··· SUPPLIED DATA
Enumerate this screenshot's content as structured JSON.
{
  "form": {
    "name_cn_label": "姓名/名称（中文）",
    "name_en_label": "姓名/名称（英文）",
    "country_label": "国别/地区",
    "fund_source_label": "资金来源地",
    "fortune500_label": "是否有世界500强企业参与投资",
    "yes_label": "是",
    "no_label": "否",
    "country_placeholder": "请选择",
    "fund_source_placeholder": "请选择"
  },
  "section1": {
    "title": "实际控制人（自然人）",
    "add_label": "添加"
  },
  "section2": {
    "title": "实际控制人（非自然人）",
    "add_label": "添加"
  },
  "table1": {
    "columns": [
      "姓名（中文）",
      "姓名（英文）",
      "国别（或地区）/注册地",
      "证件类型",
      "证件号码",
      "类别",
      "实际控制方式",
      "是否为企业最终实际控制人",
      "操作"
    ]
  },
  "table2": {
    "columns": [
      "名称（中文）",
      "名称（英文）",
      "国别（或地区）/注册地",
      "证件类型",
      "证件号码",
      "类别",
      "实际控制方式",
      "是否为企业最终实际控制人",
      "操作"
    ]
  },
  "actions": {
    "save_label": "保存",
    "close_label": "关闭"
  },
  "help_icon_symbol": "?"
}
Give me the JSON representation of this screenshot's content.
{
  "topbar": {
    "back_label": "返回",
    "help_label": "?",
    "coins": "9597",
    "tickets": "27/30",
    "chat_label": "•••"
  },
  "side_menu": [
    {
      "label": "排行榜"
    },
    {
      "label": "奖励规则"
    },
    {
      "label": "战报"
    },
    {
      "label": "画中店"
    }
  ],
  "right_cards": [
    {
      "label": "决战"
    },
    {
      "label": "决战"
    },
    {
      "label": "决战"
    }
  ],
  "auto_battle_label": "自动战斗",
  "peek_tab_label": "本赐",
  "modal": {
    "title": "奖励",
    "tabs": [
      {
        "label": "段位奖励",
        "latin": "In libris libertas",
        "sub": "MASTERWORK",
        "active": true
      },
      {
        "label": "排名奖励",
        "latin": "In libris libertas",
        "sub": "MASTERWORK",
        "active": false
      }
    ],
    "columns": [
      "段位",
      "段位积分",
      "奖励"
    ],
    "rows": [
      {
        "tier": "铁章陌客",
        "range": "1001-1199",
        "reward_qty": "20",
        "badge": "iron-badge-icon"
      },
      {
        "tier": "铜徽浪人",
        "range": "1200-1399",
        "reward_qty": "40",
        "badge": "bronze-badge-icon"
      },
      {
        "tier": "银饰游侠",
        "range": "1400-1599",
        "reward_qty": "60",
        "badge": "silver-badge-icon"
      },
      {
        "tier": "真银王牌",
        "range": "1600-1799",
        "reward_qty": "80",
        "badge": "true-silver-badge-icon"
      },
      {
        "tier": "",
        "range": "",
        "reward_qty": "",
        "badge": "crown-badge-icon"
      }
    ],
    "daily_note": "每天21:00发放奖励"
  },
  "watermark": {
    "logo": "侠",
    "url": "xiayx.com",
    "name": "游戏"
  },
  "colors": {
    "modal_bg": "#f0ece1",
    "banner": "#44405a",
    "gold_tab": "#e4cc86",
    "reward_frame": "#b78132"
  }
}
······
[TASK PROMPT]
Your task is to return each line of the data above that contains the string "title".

[TASK SOLUTION]
    "title": "实际控制人（自然人）",
    "title": "实际控制人（非自然人）",
    "title": "奖励",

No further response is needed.